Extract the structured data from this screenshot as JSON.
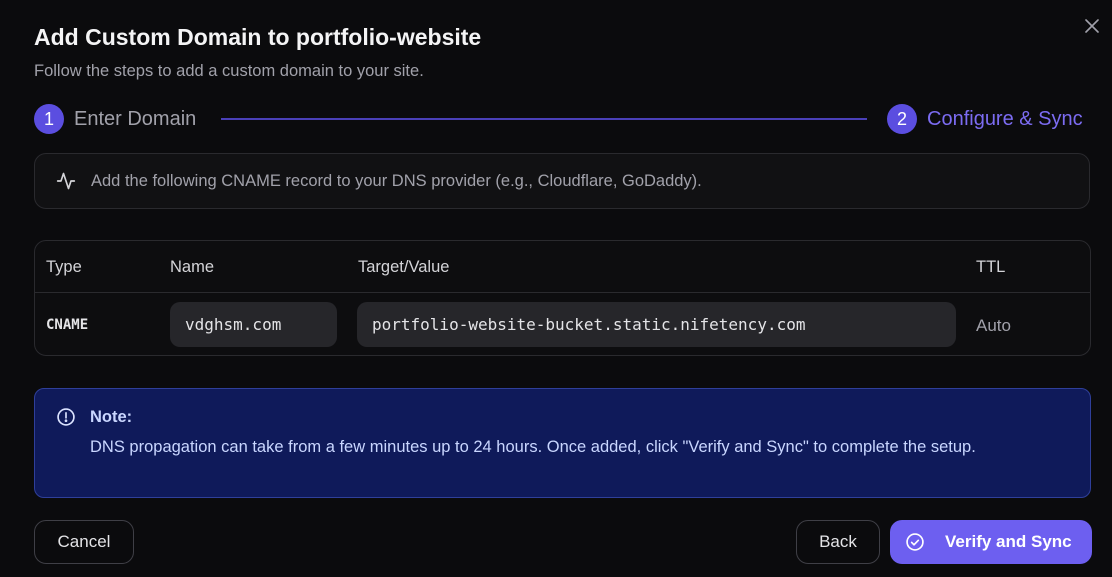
{
  "dialog": {
    "title": "Add Custom Domain to portfolio-website",
    "subtitle": "Follow the steps to add a custom domain to your site."
  },
  "steps": [
    {
      "number": "1",
      "label": "Enter Domain"
    },
    {
      "number": "2",
      "label": "Configure & Sync"
    }
  ],
  "info": {
    "icon": "activity-icon",
    "text": "Add the following CNAME record to your DNS provider (e.g., Cloudflare, GoDaddy)."
  },
  "table": {
    "headers": [
      "Type",
      "Name",
      "Target/Value",
      "TTL"
    ],
    "row": {
      "type": "CNAME",
      "name": "vdghsm.com",
      "target": "portfolio-website-bucket.static.nifetency.com",
      "ttl": "Auto"
    }
  },
  "note": {
    "icon": "info-circle-icon",
    "heading": "Note:",
    "body": "DNS propagation can take from a few minutes up to 24 hours. Once added, click \"Verify and Sync\" to complete the setup."
  },
  "buttons": {
    "cancel": "Cancel",
    "back": "Back",
    "verify": "Verify and Sync"
  },
  "colors": {
    "accent": "#6d5ff0",
    "note_bg": "#0f1a5a",
    "background": "#0b0b0d"
  }
}
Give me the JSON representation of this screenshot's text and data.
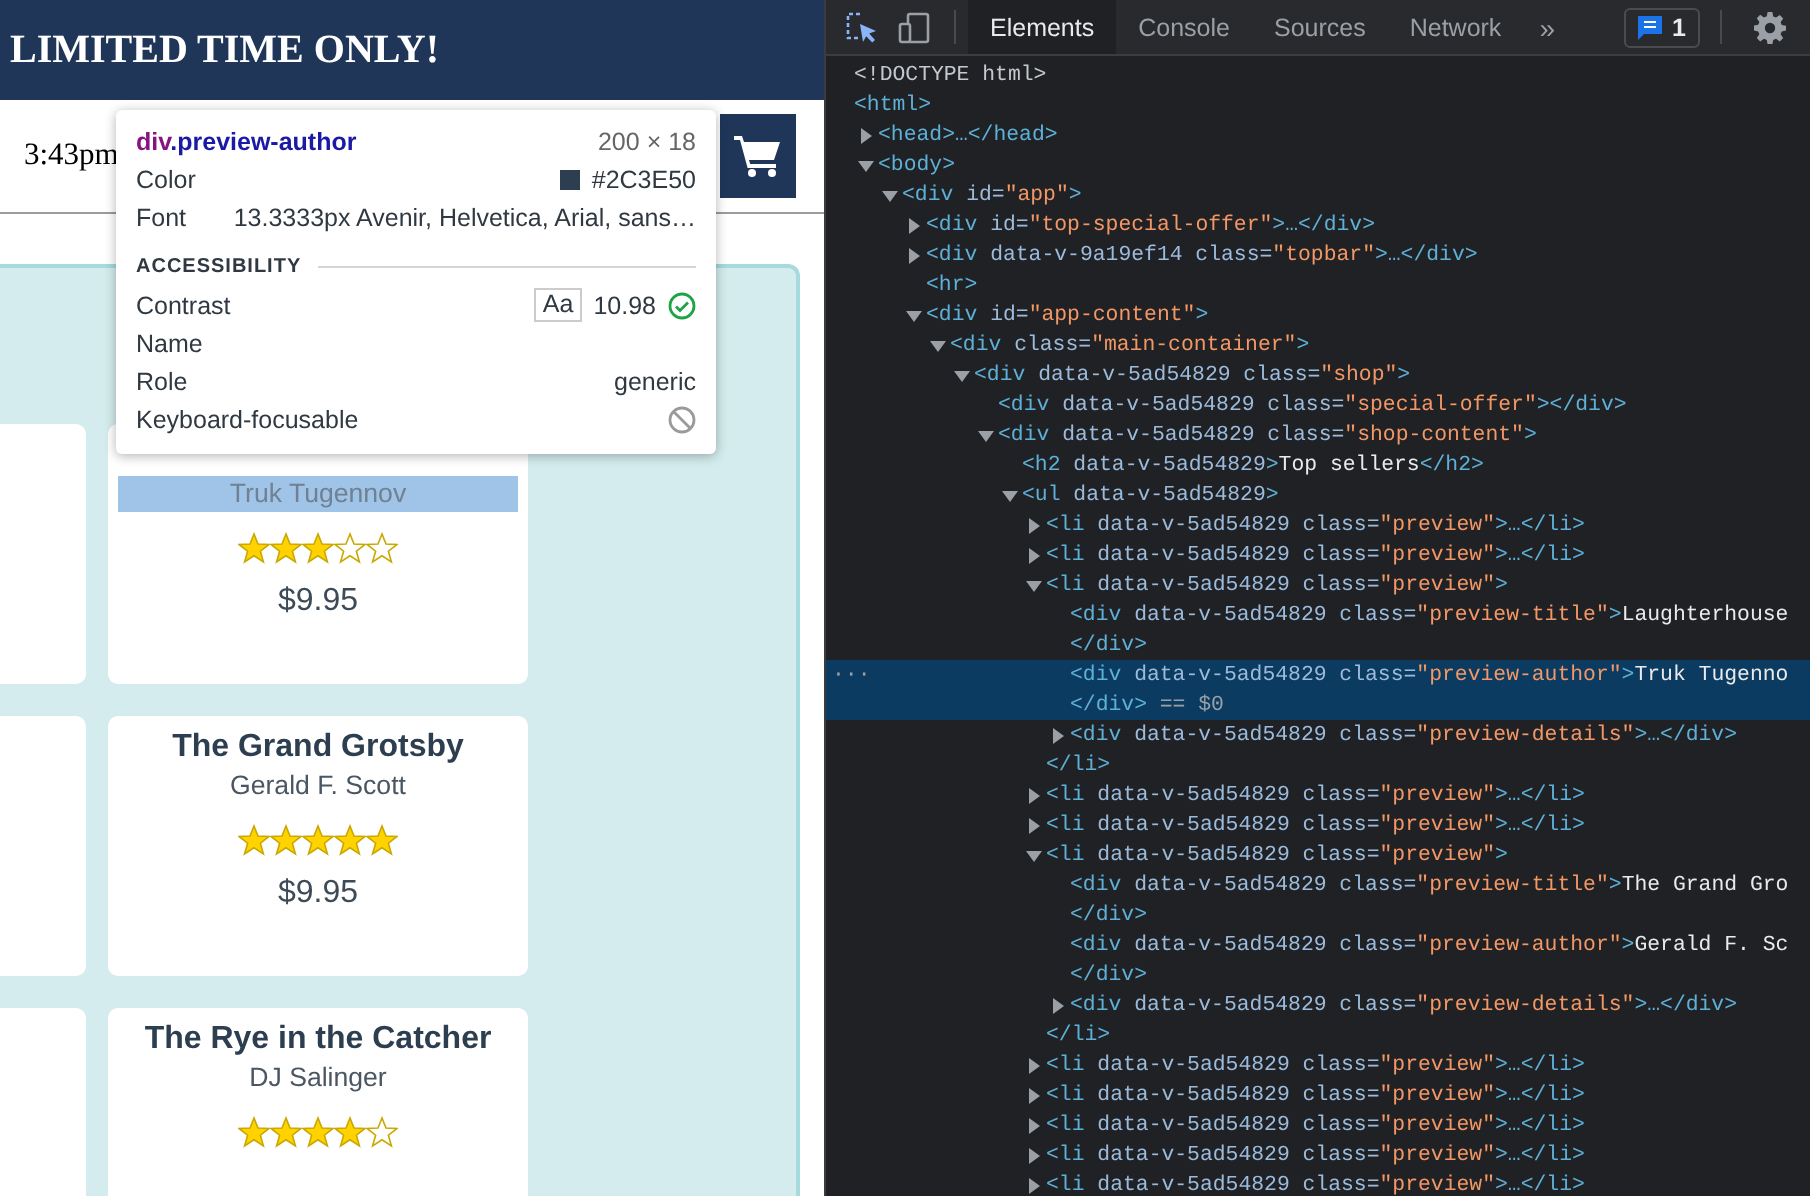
{
  "shop": {
    "banner": "LIMITED TIME ONLY!",
    "time": "3:43pm",
    "books": [
      {
        "author": "Truk Tugennov",
        "stars": 3,
        "price": "$9.95",
        "inspected": true
      },
      {
        "title": "The Grand Grotsby",
        "author": "Gerald F. Scott",
        "stars": 5,
        "price": "$9.95",
        "inspected": false
      },
      {
        "title": "The Rye in the Catcher",
        "author": "DJ Salinger",
        "stars": 4,
        "inspected": false
      }
    ]
  },
  "inspect_tooltip": {
    "tag": "div",
    "selector": ".preview-author",
    "size": "200 × 18",
    "properties": [
      {
        "label": "Color",
        "value": "#2C3E50",
        "color": "#2c3e50"
      },
      {
        "label": "Font",
        "value": "13.3333px Avenir, Helvetica, Arial, sans…"
      }
    ],
    "section": "ACCESSIBILITY",
    "accessibility": [
      {
        "kind": "contrast",
        "label": "Contrast",
        "sample": "Aa",
        "value": "10.98",
        "passes": true
      },
      {
        "kind": "text",
        "label": "Name"
      },
      {
        "kind": "text",
        "label": "Role",
        "value": "generic"
      },
      {
        "kind": "focusable",
        "label": "Keyboard-focusable",
        "focusable": false
      }
    ]
  },
  "devtools": {
    "tabs": [
      {
        "label": "Elements",
        "selected": true
      },
      {
        "label": "Console",
        "selected": false
      },
      {
        "label": "Sources",
        "selected": false
      },
      {
        "label": "Network",
        "selected": false
      }
    ],
    "more": "»",
    "issues_count": "1",
    "row_menu": "···",
    "tree": [
      {
        "line": [
          {
            "kind": "doctype",
            "text": "<!DOCTYPE html>"
          }
        ],
        "selected": false
      },
      {
        "line": [
          {
            "kind": "tag",
            "text": "<html>"
          }
        ],
        "selected": false,
        "children": [
          {
            "line": [
              {
                "kind": "tag",
                "text": "<head>…</head>"
              }
            ],
            "expanded": false,
            "selected": false
          },
          {
            "line": [
              {
                "kind": "tag",
                "text": "<body>"
              }
            ],
            "expanded": true,
            "selected": false,
            "children": [
              {
                "line": [
                  {
                    "kind": "tag",
                    "text": "<div"
                  },
                  {
                    "kind": "attr",
                    "text": " id="
                  },
                  {
                    "kind": "value",
                    "text": "\"app\""
                  },
                  {
                    "kind": "tag",
                    "text": ">"
                  }
                ],
                "expanded": true,
                "selected": false,
                "children": [
                  {
                    "line": [
                      {
                        "kind": "tag",
                        "text": "<div"
                      },
                      {
                        "kind": "attr",
                        "text": " id="
                      },
                      {
                        "kind": "value",
                        "text": "\"top-special-offer\""
                      },
                      {
                        "kind": "tag",
                        "text": ">…</div>"
                      }
                    ],
                    "expanded": false,
                    "selected": false
                  },
                  {
                    "line": [
                      {
                        "kind": "tag",
                        "text": "<div"
                      },
                      {
                        "kind": "attr",
                        "text": " data-v-9a19ef14 class="
                      },
                      {
                        "kind": "value",
                        "text": "\"topbar\""
                      },
                      {
                        "kind": "tag",
                        "text": ">…</div>"
                      }
                    ],
                    "expanded": false,
                    "selected": false
                  },
                  {
                    "line": [
                      {
                        "kind": "tag",
                        "text": "<hr>"
                      }
                    ],
                    "selected": false
                  },
                  {
                    "line": [
                      {
                        "kind": "tag",
                        "text": "<div"
                      },
                      {
                        "kind": "attr",
                        "text": " id="
                      },
                      {
                        "kind": "value",
                        "text": "\"app-content\""
                      },
                      {
                        "kind": "tag",
                        "text": ">"
                      }
                    ],
                    "expanded": true,
                    "selected": false,
                    "children": [
                      {
                        "line": [
                          {
                            "kind": "tag",
                            "text": "<div"
                          },
                          {
                            "kind": "attr",
                            "text": " class="
                          },
                          {
                            "kind": "value",
                            "text": "\"main-container\""
                          },
                          {
                            "kind": "tag",
                            "text": ">"
                          }
                        ],
                        "expanded": true,
                        "selected": false,
                        "children": [
                          {
                            "line": [
                              {
                                "kind": "tag",
                                "text": "<div"
                              },
                              {
                                "kind": "attr",
                                "text": " data-v-5ad54829 class="
                              },
                              {
                                "kind": "value",
                                "text": "\"shop\""
                              },
                              {
                                "kind": "tag",
                                "text": ">"
                              }
                            ],
                            "expanded": true,
                            "selected": false,
                            "children": [
                              {
                                "line": [
                                  {
                                    "kind": "tag",
                                    "text": "<div"
                                  },
                                  {
                                    "kind": "attr",
                                    "text": " data-v-5ad54829 class="
                                  },
                                  {
                                    "kind": "value",
                                    "text": "\"special-offer\""
                                  },
                                  {
                                    "kind": "tag",
                                    "text": "></div>"
                                  }
                                ],
                                "selected": false
                              },
                              {
                                "line": [
                                  {
                                    "kind": "tag",
                                    "text": "<div"
                                  },
                                  {
                                    "kind": "attr",
                                    "text": " data-v-5ad54829 class="
                                  },
                                  {
                                    "kind": "value",
                                    "text": "\"shop-content\""
                                  },
                                  {
                                    "kind": "tag",
                                    "text": ">"
                                  }
                                ],
                                "expanded": true,
                                "selected": false,
                                "children": [
                                  {
                                    "line": [
                                      {
                                        "kind": "tag",
                                        "text": "<h2"
                                      },
                                      {
                                        "kind": "attr",
                                        "text": " data-v-5ad54829"
                                      },
                                      {
                                        "kind": "tag",
                                        "text": ">"
                                      },
                                      {
                                        "kind": "text",
                                        "text": "Top sellers"
                                      },
                                      {
                                        "kind": "tag",
                                        "text": "</h2>"
                                      }
                                    ],
                                    "selected": false
                                  },
                                  {
                                    "line": [
                                      {
                                        "kind": "tag",
                                        "text": "<ul"
                                      },
                                      {
                                        "kind": "attr",
                                        "text": " data-v-5ad54829"
                                      },
                                      {
                                        "kind": "tag",
                                        "text": ">"
                                      }
                                    ],
                                    "expanded": true,
                                    "selected": false,
                                    "children": [
                                      {
                                        "line": [
                                          {
                                            "kind": "tag",
                                            "text": "<li"
                                          },
                                          {
                                            "kind": "attr",
                                            "text": " data-v-5ad54829 class="
                                          },
                                          {
                                            "kind": "value",
                                            "text": "\"preview\""
                                          },
                                          {
                                            "kind": "tag",
                                            "text": ">…</li>"
                                          }
                                        ],
                                        "expanded": false,
                                        "selected": false
                                      },
                                      {
                                        "line": [
                                          {
                                            "kind": "tag",
                                            "text": "<li"
                                          },
                                          {
                                            "kind": "attr",
                                            "text": " data-v-5ad54829 class="
                                          },
                                          {
                                            "kind": "value",
                                            "text": "\"preview\""
                                          },
                                          {
                                            "kind": "tag",
                                            "text": ">…</li>"
                                          }
                                        ],
                                        "expanded": false,
                                        "selected": false
                                      },
                                      {
                                        "line": [
                                          {
                                            "kind": "tag",
                                            "text": "<li"
                                          },
                                          {
                                            "kind": "attr",
                                            "text": " data-v-5ad54829 class="
                                          },
                                          {
                                            "kind": "value",
                                            "text": "\"preview\""
                                          },
                                          {
                                            "kind": "tag",
                                            "text": ">"
                                          }
                                        ],
                                        "expanded": true,
                                        "selected": false,
                                        "end": [
                                          {
                                            "kind": "tag",
                                            "text": "</li>"
                                          }
                                        ],
                                        "children": [
                                          {
                                            "line": [
                                              {
                                                "kind": "tag",
                                                "text": "<div"
                                              },
                                              {
                                                "kind": "attr",
                                                "text": " data-v-5ad54829 class="
                                              },
                                              {
                                                "kind": "value",
                                                "text": "\"preview-title\""
                                              },
                                              {
                                                "kind": "tag",
                                                "text": ">"
                                              },
                                              {
                                                "kind": "text",
                                                "text": "Laughterhouse"
                                              }
                                            ],
                                            "end": [
                                              {
                                                "kind": "tag",
                                                "text": "</div>"
                                              }
                                            ],
                                            "selected": false
                                          },
                                          {
                                            "line": [
                                              {
                                                "kind": "tag",
                                                "text": "<div"
                                              },
                                              {
                                                "kind": "attr",
                                                "text": " data-v-5ad54829 class="
                                              },
                                              {
                                                "kind": "value",
                                                "text": "\"preview-author\""
                                              },
                                              {
                                                "kind": "tag",
                                                "text": ">"
                                              },
                                              {
                                                "kind": "text",
                                                "text": "Truk Tugenno"
                                              }
                                            ],
                                            "end": [
                                              {
                                                "kind": "tag",
                                                "text": "</div>"
                                              },
                                              {
                                                "kind": "meta",
                                                "text": " == $0"
                                              }
                                            ],
                                            "selected": true
                                          },
                                          {
                                            "line": [
                                              {
                                                "kind": "tag",
                                                "text": "<div"
                                              },
                                              {
                                                "kind": "attr",
                                                "text": " data-v-5ad54829 class="
                                              },
                                              {
                                                "kind": "value",
                                                "text": "\"preview-details\""
                                              },
                                              {
                                                "kind": "tag",
                                                "text": ">…</div>"
                                              }
                                            ],
                                            "expanded": false,
                                            "selected": false
                                          }
                                        ]
                                      },
                                      {
                                        "line": [
                                          {
                                            "kind": "tag",
                                            "text": "<li"
                                          },
                                          {
                                            "kind": "attr",
                                            "text": " data-v-5ad54829 class="
                                          },
                                          {
                                            "kind": "value",
                                            "text": "\"preview\""
                                          },
                                          {
                                            "kind": "tag",
                                            "text": ">…</li>"
                                          }
                                        ],
                                        "expanded": false,
                                        "selected": false
                                      },
                                      {
                                        "line": [
                                          {
                                            "kind": "tag",
                                            "text": "<li"
                                          },
                                          {
                                            "kind": "attr",
                                            "text": " data-v-5ad54829 class="
                                          },
                                          {
                                            "kind": "value",
                                            "text": "\"preview\""
                                          },
                                          {
                                            "kind": "tag",
                                            "text": ">…</li>"
                                          }
                                        ],
                                        "expanded": false,
                                        "selected": false
                                      },
                                      {
                                        "line": [
                                          {
                                            "kind": "tag",
                                            "text": "<li"
                                          },
                                          {
                                            "kind": "attr",
                                            "text": " data-v-5ad54829 class="
                                          },
                                          {
                                            "kind": "value",
                                            "text": "\"preview\""
                                          },
                                          {
                                            "kind": "tag",
                                            "text": ">"
                                          }
                                        ],
                                        "expanded": true,
                                        "selected": false,
                                        "end": [
                                          {
                                            "kind": "tag",
                                            "text": "</li>"
                                          }
                                        ],
                                        "children": [
                                          {
                                            "line": [
                                              {
                                                "kind": "tag",
                                                "text": "<div"
                                              },
                                              {
                                                "kind": "attr",
                                                "text": " data-v-5ad54829 class="
                                              },
                                              {
                                                "kind": "value",
                                                "text": "\"preview-title\""
                                              },
                                              {
                                                "kind": "tag",
                                                "text": ">"
                                              },
                                              {
                                                "kind": "text",
                                                "text": "The Grand Gro"
                                              }
                                            ],
                                            "end": [
                                              {
                                                "kind": "tag",
                                                "text": "</div>"
                                              }
                                            ],
                                            "selected": false
                                          },
                                          {
                                            "line": [
                                              {
                                                "kind": "tag",
                                                "text": "<div"
                                              },
                                              {
                                                "kind": "attr",
                                                "text": " data-v-5ad54829 class="
                                              },
                                              {
                                                "kind": "value",
                                                "text": "\"preview-author\""
                                              },
                                              {
                                                "kind": "tag",
                                                "text": ">"
                                              },
                                              {
                                                "kind": "text",
                                                "text": "Gerald F. Sc"
                                              }
                                            ],
                                            "end": [
                                              {
                                                "kind": "tag",
                                                "text": "</div>"
                                              }
                                            ],
                                            "selected": false
                                          },
                                          {
                                            "line": [
                                              {
                                                "kind": "tag",
                                                "text": "<div"
                                              },
                                              {
                                                "kind": "attr",
                                                "text": " data-v-5ad54829 class="
                                              },
                                              {
                                                "kind": "value",
                                                "text": "\"preview-details\""
                                              },
                                              {
                                                "kind": "tag",
                                                "text": ">…</div>"
                                              }
                                            ],
                                            "expanded": false,
                                            "selected": false
                                          }
                                        ]
                                      },
                                      {
                                        "line": [
                                          {
                                            "kind": "tag",
                                            "text": "<li"
                                          },
                                          {
                                            "kind": "attr",
                                            "text": " data-v-5ad54829 class="
                                          },
                                          {
                                            "kind": "value",
                                            "text": "\"preview\""
                                          },
                                          {
                                            "kind": "tag",
                                            "text": ">…</li>"
                                          }
                                        ],
                                        "expanded": false,
                                        "selected": false
                                      },
                                      {
                                        "line": [
                                          {
                                            "kind": "tag",
                                            "text": "<li"
                                          },
                                          {
                                            "kind": "attr",
                                            "text": " data-v-5ad54829 class="
                                          },
                                          {
                                            "kind": "value",
                                            "text": "\"preview\""
                                          },
                                          {
                                            "kind": "tag",
                                            "text": ">…</li>"
                                          }
                                        ],
                                        "expanded": false,
                                        "selected": false
                                      },
                                      {
                                        "line": [
                                          {
                                            "kind": "tag",
                                            "text": "<li"
                                          },
                                          {
                                            "kind": "attr",
                                            "text": " data-v-5ad54829 class="
                                          },
                                          {
                                            "kind": "value",
                                            "text": "\"preview\""
                                          },
                                          {
                                            "kind": "tag",
                                            "text": ">…</li>"
                                          }
                                        ],
                                        "expanded": false,
                                        "selected": false
                                      },
                                      {
                                        "line": [
                                          {
                                            "kind": "tag",
                                            "text": "<li"
                                          },
                                          {
                                            "kind": "attr",
                                            "text": " data-v-5ad54829 class="
                                          },
                                          {
                                            "kind": "value",
                                            "text": "\"preview\""
                                          },
                                          {
                                            "kind": "tag",
                                            "text": ">…</li>"
                                          }
                                        ],
                                        "expanded": false,
                                        "selected": false
                                      },
                                      {
                                        "line": [
                                          {
                                            "kind": "tag",
                                            "text": "<li"
                                          },
                                          {
                                            "kind": "attr",
                                            "text": " data-v-5ad54829 class="
                                          },
                                          {
                                            "kind": "value",
                                            "text": "\"preview\""
                                          },
                                          {
                                            "kind": "tag",
                                            "text": ">…</li>"
                                          }
                                        ],
                                        "expanded": false,
                                        "selected": false
                                      }
                                    ]
                                  }
                                ]
                              }
                            ]
                          }
                        ]
                      }
                    ]
                  }
                ]
              }
            ]
          }
        ]
      }
    ]
  }
}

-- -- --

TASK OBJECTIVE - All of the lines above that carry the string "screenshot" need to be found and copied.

ANSWER SECTION -
Extract the structured data from this screenshot as JSON.
Give me the JSON representation of this screenshot's text and data.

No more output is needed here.